**What you will do**
Nothing should be left out: output all of the entries exactly.

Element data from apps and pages
╭──

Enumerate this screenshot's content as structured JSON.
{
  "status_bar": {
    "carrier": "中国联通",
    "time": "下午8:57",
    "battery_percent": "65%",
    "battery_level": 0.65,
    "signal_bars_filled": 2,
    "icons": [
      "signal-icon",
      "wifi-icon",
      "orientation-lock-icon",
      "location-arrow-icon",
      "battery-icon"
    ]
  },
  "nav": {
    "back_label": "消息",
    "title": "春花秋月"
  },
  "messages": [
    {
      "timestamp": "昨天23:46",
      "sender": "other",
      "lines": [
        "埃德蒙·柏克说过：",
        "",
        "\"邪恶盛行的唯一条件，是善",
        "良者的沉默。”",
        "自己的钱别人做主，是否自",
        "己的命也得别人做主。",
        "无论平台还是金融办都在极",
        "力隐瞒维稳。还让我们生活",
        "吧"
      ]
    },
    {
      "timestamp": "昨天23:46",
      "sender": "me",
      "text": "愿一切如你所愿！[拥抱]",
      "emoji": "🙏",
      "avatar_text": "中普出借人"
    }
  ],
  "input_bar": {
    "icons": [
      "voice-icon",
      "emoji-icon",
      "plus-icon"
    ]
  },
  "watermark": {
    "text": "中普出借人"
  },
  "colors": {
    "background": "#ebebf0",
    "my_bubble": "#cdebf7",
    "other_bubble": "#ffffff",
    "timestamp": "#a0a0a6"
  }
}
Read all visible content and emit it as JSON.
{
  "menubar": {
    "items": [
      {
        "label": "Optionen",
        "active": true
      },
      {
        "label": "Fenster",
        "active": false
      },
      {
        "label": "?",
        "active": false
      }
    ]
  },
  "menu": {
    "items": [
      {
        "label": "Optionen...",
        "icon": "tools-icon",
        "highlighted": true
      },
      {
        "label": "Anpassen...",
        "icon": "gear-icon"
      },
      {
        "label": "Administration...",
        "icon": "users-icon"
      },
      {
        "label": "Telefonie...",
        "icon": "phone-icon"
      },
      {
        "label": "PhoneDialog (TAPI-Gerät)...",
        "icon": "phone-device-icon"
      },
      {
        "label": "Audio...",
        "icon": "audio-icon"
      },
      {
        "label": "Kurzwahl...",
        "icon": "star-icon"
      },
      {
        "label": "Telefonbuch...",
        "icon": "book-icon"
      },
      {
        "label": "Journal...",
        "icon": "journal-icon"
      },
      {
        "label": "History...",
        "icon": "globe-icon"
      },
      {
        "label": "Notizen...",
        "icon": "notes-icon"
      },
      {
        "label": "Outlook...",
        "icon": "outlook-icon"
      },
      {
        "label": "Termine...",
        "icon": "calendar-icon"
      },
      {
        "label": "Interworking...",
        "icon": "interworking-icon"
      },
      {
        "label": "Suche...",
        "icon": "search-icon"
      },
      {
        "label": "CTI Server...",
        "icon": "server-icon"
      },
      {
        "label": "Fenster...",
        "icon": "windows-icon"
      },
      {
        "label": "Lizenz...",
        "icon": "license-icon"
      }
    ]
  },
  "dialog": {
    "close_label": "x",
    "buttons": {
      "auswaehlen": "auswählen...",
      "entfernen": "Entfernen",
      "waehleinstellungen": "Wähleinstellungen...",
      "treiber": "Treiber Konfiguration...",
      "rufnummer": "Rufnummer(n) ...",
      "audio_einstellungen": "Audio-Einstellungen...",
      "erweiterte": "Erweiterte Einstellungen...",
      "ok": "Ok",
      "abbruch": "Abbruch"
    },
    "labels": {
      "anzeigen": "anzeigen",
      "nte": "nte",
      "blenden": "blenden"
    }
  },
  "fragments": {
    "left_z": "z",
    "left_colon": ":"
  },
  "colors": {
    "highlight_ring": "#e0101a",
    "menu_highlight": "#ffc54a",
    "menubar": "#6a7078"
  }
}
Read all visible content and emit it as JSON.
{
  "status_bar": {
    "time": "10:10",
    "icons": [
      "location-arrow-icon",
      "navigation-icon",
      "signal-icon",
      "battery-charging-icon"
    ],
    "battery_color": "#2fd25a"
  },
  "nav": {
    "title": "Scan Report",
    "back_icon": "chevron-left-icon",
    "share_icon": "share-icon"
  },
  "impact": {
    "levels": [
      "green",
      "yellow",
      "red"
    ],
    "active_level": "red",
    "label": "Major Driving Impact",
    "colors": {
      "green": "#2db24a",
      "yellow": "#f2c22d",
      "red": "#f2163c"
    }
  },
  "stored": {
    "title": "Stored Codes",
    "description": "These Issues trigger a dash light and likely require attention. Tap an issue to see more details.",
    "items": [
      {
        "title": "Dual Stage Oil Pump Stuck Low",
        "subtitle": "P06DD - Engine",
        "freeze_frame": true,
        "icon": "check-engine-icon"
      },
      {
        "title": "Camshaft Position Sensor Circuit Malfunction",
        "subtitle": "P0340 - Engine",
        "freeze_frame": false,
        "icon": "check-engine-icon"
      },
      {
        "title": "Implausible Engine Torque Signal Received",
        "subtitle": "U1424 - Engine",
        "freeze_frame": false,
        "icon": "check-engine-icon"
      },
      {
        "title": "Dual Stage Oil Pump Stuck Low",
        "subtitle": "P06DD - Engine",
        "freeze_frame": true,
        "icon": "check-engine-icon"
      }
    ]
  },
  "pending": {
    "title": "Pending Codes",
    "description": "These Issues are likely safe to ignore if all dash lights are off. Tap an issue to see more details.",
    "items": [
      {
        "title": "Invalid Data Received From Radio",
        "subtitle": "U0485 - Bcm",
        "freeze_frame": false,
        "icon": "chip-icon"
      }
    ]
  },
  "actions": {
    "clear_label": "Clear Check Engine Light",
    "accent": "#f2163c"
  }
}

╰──

**Task answer**
Enumerate this screenshot's content as structured JSON.
{
  "status_bar": {
    "carrier": "中国联通",
    "time": "下午8:57",
    "battery_percent": "65%",
    "battery_level": 0.65,
    "signal_bars_filled": 2,
    "icons": [
      "signal-icon",
      "wifi-icon",
      "orientation-lock-icon",
      "location-arrow-icon",
      "battery-icon"
    ]
  },
  "nav": {
    "back_label": "消息",
    "title": "春花秋月"
  },
  "messages": [
    {
      "timestamp": "昨天23:46",
      "sender": "other",
      "lines": [
        "埃德蒙·柏克说过：",
        "",
        "\"邪恶盛行的唯一条件，是善",
        "良者的沉默。”",
        "自己的钱别人做主，是否自",
        "己的命也得别人做主。",
        "无论平台还是金融办都在极",
        "力隐瞒维稳。还让我们生活",
        "吧"
      ]
    },
    {
      "timestamp": "昨天23:46",
      "sender": "me",
      "text": "愿一切如你所愿！[拥抱]",
      "emoji": "🙏",
      "avatar_text": "中普出借人"
    }
  ],
  "input_bar": {
    "icons": [
      "voice-icon",
      "emoji-icon",
      "plus-icon"
    ]
  },
  "watermark": {
    "text": "中普出借人"
  },
  "colors": {
    "background": "#ebebf0",
    "my_bubble": "#cdebf7",
    "other_bubble": "#ffffff",
    "timestamp": "#a0a0a6"
  }
}
Read all visible content and emit it as JSON.
{
  "menubar": {
    "items": [
      {
        "label": "Optionen",
        "active": true
      },
      {
        "label": "Fenster",
        "active": false
      },
      {
        "label": "?",
        "active": false
      }
    ]
  },
  "menu": {
    "items": [
      {
        "label": "Optionen...",
        "icon": "tools-icon",
        "highlighted": true
      },
      {
        "label": "Anpassen...",
        "icon": "gear-icon"
      },
      {
        "label": "Administration...",
        "icon": "users-icon"
      },
      {
        "label": "Telefonie...",
        "icon": "phone-icon"
      },
      {
        "label": "PhoneDialog (TAPI-Gerät)...",
        "icon": "phone-device-icon"
      },
      {
        "label": "Audio...",
        "icon": "audio-icon"
      },
      {
        "label": "Kurzwahl...",
        "icon": "star-icon"
      },
      {
        "label": "Telefonbuch...",
        "icon": "book-icon"
      },
      {
        "label": "Journal...",
        "icon": "journal-icon"
      },
      {
        "label": "History...",
        "icon": "globe-icon"
      },
      {
        "label": "Notizen...",
        "icon": "notes-icon"
      },
      {
        "label": "Outlook...",
        "icon": "outlook-icon"
      },
      {
        "label": "Termine...",
        "icon": "calendar-icon"
      },
      {
        "label": "Interworking...",
        "icon": "interworking-icon"
      },
      {
        "label": "Suche...",
        "icon": "search-icon"
      },
      {
        "label": "CTI Server...",
        "icon": "server-icon"
      },
      {
        "label": "Fenster...",
        "icon": "windows-icon"
      },
      {
        "label": "Lizenz...",
        "icon": "license-icon"
      }
    ]
  },
  "dialog": {
    "close_label": "x",
    "buttons": {
      "auswaehlen": "auswählen...",
      "entfernen": "Entfernen",
      "waehleinstellungen": "Wähleinstellungen...",
      "treiber": "Treiber Konfiguration...",
      "rufnummer": "Rufnummer(n) ...",
      "audio_einstellungen": "Audio-Einstellungen...",
      "erweiterte": "Erweiterte Einstellungen...",
      "ok": "Ok",
      "abbruch": "Abbruch"
    },
    "labels": {
      "anzeigen": "anzeigen",
      "nte": "nte",
      "blenden": "blenden"
    }
  },
  "fragments": {
    "left_z": "z",
    "left_colon": ":"
  },
  "colors": {
    "highlight_ring": "#e0101a",
    "menu_highlight": "#ffc54a",
    "menubar": "#6a7078"
  }
}
Read all visible content and emit it as JSON.
{
  "status_bar": {
    "time": "10:10",
    "icons": [
      "location-arrow-icon",
      "navigation-icon",
      "signal-icon",
      "battery-charging-icon"
    ],
    "battery_color": "#2fd25a"
  },
  "nav": {
    "title": "Scan Report",
    "back_icon": "chevron-left-icon",
    "share_icon": "share-icon"
  },
  "impact": {
    "levels": [
      "green",
      "yellow",
      "red"
    ],
    "active_level": "red",
    "label": "Major Driving Impact",
    "colors": {
      "green": "#2db24a",
      "yellow": "#f2c22d",
      "red": "#f2163c"
    }
  },
  "stored": {
    "title": "Stored Codes",
    "description": "These Issues trigger a dash light and likely require attention. Tap an issue to see more details.",
    "items": [
      {
        "title": "Dual Stage Oil Pump Stuck Low",
        "subtitle": "P06DD - Engine",
        "freeze_frame": true,
        "icon": "check-engine-icon"
      },
      {
        "title": "Camshaft Position Sensor Circuit Malfunction",
        "subtitle": "P0340 - Engine",
        "freeze_frame": false,
        "icon": "check-engine-icon"
      },
      {
        "title": "Implausible Engine Torque Signal Received",
        "subtitle": "U1424 - Engine",
        "freeze_frame": false,
        "icon": "check-engine-icon"
      },
      {
        "title": "Dual Stage Oil Pump Stuck Low",
        "subtitle": "P06DD - Engine",
        "freeze_frame": true,
        "icon": "check-engine-icon"
      }
    ]
  },
  "pending": {
    "title": "Pending Codes",
    "description": "These Issues are likely safe to ignore if all dash lights are off. Tap an issue to see more details.",
    "items": [
      {
        "title": "Invalid Data Received From Radio",
        "subtitle": "U0485 - Bcm",
        "freeze_frame": false,
        "icon": "chip-icon"
      }
    ]
  },
  "actions": {
    "clear_label": "Clear Check Engine Light",
    "accent": "#f2163c"
  }
}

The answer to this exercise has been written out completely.